MANY of us enjoy the occasional flutter, be it on the Grand National or a cup final. It can add excitement to the event, if rarely reward. However, for a small but increasing number of gamblers betting has becomes an addiction and Fixed Odds Betting Terminals - the high-tech gaming machines in bookmakers - feed that addiction. Problem gamblers can lose up to £300 in a minute, causing incalculable damage to family life.

These machines were introduced into the UK in 1999 and under Tony Blair’s light-touch administration there was initially no limit to the stakes or to the number of machines that could be installed. When the government later threatened to clamp down, the betting industry started legal action. The outcome was the shoddy compromise which exists until today.

There is a £2 limit on gambling machines in all other venues other than bookmakers and there is no justifiable reason why these shops should receive this preferential treatment. This needs to end soon.

However, gambling limits alone will not stop an addict betting when the internet, which is awash with online roulette and poker, is just a click away. The UK Government should make the betting industry enforce restrictions on online spending, together with an increased tax levy on these vastly profitable companies.

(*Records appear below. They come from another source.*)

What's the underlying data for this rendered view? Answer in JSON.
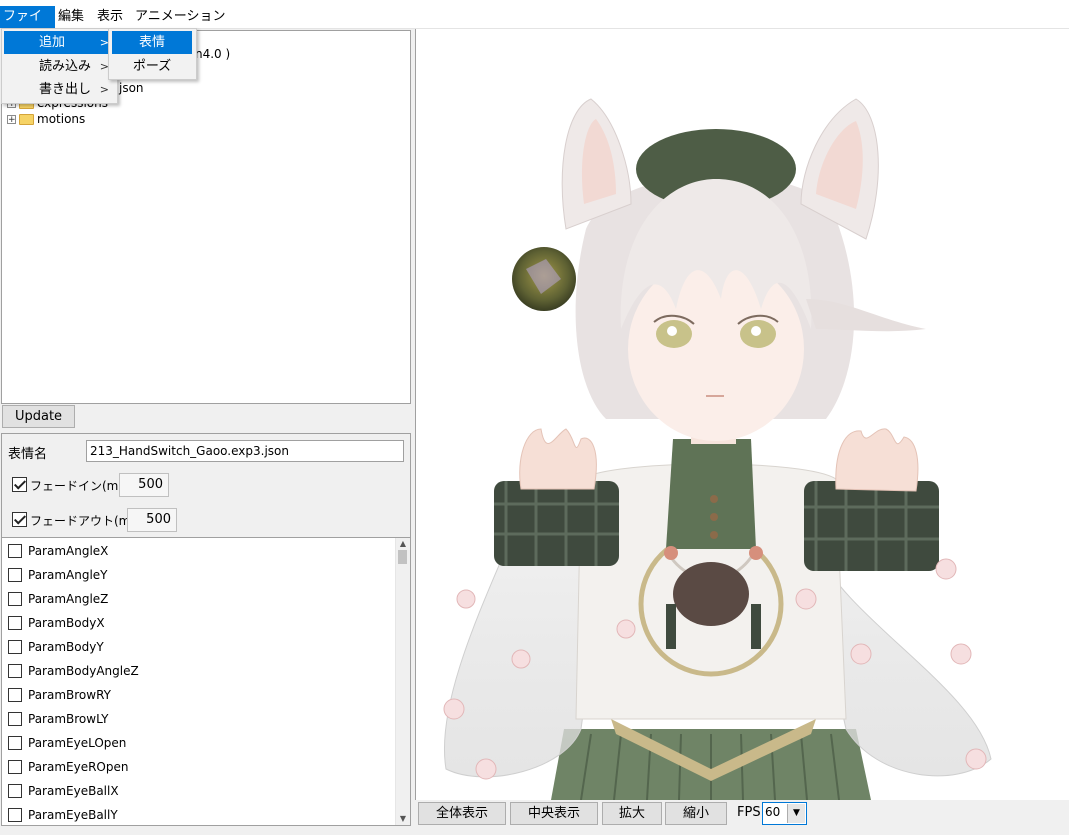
{
  "menubar": {
    "file": "ファイル",
    "edit": "編集",
    "view": "表示",
    "animation": "アニメーション"
  },
  "file_menu": {
    "items": [
      {
        "label": "追加",
        "has_submenu": true,
        "highlighted": true
      },
      {
        "label": "読み込み",
        "has_submenu": true
      },
      {
        "label": "書き出し",
        "has_submenu": true
      }
    ],
    "submenu_arrow": ">"
  },
  "add_submenu": {
    "items": [
      {
        "label": "表情",
        "highlighted": true
      },
      {
        "label": "ポーズ"
      }
    ]
  },
  "tree": {
    "fragment_version": "n4.0 )",
    "fragment_json": "json",
    "fragment_expressions": "expressions",
    "motions_label": "motions",
    "expander": "+"
  },
  "update_button": "Update",
  "expression": {
    "name_label": "表情名",
    "name_value": "213_HandSwitch_Gaoo.exp3.json",
    "fade_in_label": "フェードイン(ms)",
    "fade_in_checked": true,
    "fade_in_value": "500",
    "fade_out_label": "フェードアウト(ms)",
    "fade_out_checked": true,
    "fade_out_value": "500"
  },
  "params": [
    "ParamAngleX",
    "ParamAngleY",
    "ParamAngleZ",
    "ParamBodyX",
    "ParamBodyY",
    "ParamBodyAngleZ",
    "ParamBrowRY",
    "ParamBrowLY",
    "ParamEyeLOpen",
    "ParamEyeROpen",
    "ParamEyeBallX",
    "ParamEyeBallY"
  ],
  "viewer_buttons": {
    "show_all": "全体表示",
    "center": "中央表示",
    "zoom_in": "拡大",
    "zoom_out": "縮小"
  },
  "fps": {
    "label": "FPS",
    "value": "60"
  },
  "colors": {
    "accent": "#0078d7",
    "panel_bg": "#f0f0f0",
    "hair": "#e8e2e2",
    "jacket_green": "#5b6f52",
    "plaid": "#3f4a3e",
    "skirt": "#6f8466"
  },
  "icons": {
    "folder": "folder-icon",
    "expander": "expand-plus-icon",
    "dropdown": "chevron-down-icon",
    "scroll_up": "scroll-up-arrow-icon"
  }
}
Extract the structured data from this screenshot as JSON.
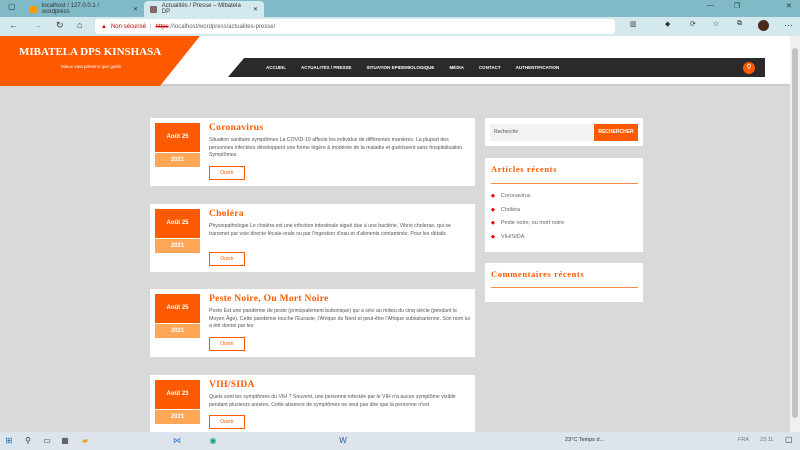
{
  "browser": {
    "tabs": [
      {
        "label": "localhost / 127.0.0.1 / wordpress"
      },
      {
        "label": "Actualités / Presse – Mibatela DP"
      }
    ],
    "security": "Non sécurisé",
    "url_scheme": "https",
    "url_rest": "://localhost/wordpress/actualites-presse/"
  },
  "site": {
    "title": "MIBATELA DPS KINSHASA",
    "tagline": "Mieux vaut prévenir que guérir",
    "menu": [
      "ACCUEIL",
      "ACTUALITÉS / PRESSE",
      "SITUATION EPIDEMIOLOGIQUE",
      "MÉDIA",
      "CONTACT",
      "AUTHENTIFICATION"
    ]
  },
  "posts": [
    {
      "day": "Août 25",
      "year": "2021",
      "title": "Coronavirus",
      "excerpt": "Situation sanitaire symptômes La COVID-19 affecte les individus de différentes manières. La plupart des personnes infectées développent une forme légère à modérée de la maladie et guérissent sans hospitalisation. Symptômes",
      "button": "Ouvrir"
    },
    {
      "day": "Août 25",
      "year": "2021",
      "title": "Choléra",
      "excerpt": "Physiopathologie Le choléra est une infection intestinale aiguë due à une bactérie, Vibrio cholerae, qui se transmet par voie directe fécale-orale ou par l'ingestion d'eau et d'aliments contaminés. Pour les détails",
      "button": "Ouvrir"
    },
    {
      "day": "Août 25",
      "year": "2021",
      "title": "Peste Noire, Ou Mort Noire",
      "excerpt": "Peste Est une pandémie de peste (principalement bubonique) qui a sévi au milieu du cinq siècle (pendant le Moyen Âge). Cette pandémie touche l'Eurasie, l'Afrique du Nord et peut-être l'Afrique subsaharienne. Son nom lui a été donné par les",
      "button": "Ouvrir"
    },
    {
      "day": "Août 23",
      "year": "2021",
      "title": "VIH/SIDA",
      "excerpt": "Quels sont les symptômes du VIH ? Souvent, une personne infectée par le VIH n'a aucun symptôme visible pendant plusieurs années. Cette absence de symptômes ne veut pas dire que la personne n'est",
      "button": "Ouvrir"
    }
  ],
  "sidebar": {
    "search_placeholder": "Recherche",
    "search_button": "RECHERCHER",
    "recent_title": "Articles récents",
    "recent": [
      "Coronavirus",
      "Choléra",
      "Peste noire, ou mort noire",
      "VIH/SIDA"
    ],
    "comments_title": "Commentaires récents"
  },
  "taskbar": {
    "weather": "23°C  Temps d...",
    "lang": "FRA",
    "time": "23:11"
  }
}
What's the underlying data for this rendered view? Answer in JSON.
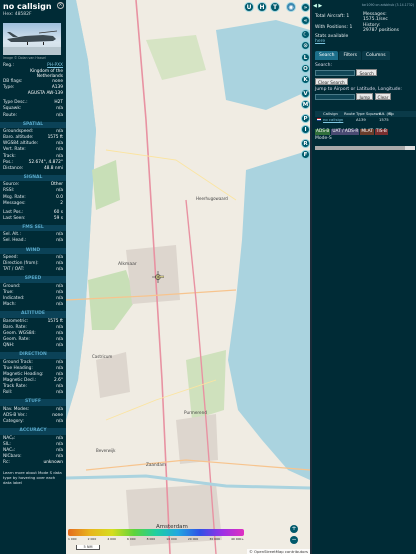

The Scottish Government and local authorities also need to work together to revitalise our high streets, particularly in poorer areas, where bookies proliferate, and impose strict limits on the numbers of such shops in our towns.